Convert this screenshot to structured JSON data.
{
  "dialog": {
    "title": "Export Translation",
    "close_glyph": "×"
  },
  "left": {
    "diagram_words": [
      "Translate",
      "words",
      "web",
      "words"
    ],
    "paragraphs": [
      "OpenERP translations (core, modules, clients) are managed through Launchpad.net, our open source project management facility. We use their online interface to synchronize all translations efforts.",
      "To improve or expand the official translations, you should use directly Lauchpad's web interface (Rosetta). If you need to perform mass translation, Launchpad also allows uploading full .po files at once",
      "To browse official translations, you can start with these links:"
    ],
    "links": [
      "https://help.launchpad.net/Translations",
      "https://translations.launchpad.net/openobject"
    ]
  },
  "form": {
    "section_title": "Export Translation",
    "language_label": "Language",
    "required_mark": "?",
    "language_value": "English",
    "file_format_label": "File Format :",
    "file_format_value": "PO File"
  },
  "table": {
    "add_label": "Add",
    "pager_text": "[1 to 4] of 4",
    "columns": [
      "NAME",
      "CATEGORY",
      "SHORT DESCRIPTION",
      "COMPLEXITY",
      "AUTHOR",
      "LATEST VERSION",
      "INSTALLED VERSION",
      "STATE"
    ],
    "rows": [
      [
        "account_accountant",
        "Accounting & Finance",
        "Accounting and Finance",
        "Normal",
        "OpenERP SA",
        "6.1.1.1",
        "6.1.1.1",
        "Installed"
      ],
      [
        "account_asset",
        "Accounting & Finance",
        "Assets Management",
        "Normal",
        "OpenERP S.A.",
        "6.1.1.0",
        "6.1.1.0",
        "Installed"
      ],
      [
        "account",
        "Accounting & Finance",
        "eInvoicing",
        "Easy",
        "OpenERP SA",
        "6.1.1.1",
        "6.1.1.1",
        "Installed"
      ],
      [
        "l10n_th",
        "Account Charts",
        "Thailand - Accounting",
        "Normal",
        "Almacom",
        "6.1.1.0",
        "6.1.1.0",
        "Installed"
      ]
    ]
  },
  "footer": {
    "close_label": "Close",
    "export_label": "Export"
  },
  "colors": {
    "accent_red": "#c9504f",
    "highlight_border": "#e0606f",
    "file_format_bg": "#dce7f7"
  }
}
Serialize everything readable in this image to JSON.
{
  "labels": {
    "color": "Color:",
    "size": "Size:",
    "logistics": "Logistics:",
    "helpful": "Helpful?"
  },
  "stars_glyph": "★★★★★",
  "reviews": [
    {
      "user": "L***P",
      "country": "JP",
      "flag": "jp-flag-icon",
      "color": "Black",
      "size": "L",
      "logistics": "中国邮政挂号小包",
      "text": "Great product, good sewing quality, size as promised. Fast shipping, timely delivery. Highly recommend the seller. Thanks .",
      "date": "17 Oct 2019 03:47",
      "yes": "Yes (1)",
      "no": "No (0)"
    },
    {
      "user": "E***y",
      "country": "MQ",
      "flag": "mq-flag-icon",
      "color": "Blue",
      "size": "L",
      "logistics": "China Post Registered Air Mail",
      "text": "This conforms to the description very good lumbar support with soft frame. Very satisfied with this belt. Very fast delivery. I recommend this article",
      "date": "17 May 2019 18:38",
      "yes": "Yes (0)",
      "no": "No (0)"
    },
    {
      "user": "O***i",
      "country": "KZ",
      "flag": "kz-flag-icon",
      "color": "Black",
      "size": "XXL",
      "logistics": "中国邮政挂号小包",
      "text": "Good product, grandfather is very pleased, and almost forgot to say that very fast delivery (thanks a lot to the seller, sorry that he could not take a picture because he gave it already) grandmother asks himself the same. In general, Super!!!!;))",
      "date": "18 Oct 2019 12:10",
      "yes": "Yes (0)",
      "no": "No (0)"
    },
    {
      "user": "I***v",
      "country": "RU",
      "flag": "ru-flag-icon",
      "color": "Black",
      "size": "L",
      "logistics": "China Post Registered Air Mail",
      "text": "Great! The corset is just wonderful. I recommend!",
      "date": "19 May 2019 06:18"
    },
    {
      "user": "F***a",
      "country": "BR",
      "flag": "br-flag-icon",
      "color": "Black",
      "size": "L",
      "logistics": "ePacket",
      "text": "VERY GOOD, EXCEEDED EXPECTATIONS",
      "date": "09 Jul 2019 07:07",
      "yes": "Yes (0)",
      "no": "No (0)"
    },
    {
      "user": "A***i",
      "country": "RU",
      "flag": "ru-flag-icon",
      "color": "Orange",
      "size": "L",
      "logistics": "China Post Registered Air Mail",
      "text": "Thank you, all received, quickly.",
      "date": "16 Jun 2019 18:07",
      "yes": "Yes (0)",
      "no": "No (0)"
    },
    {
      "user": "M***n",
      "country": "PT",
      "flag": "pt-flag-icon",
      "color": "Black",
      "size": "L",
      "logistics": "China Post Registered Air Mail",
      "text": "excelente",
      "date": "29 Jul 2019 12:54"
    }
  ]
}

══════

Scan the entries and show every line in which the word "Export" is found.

    "title": "Export Translation",
    "section_title": "Export Translation",
    "export_label": "Export"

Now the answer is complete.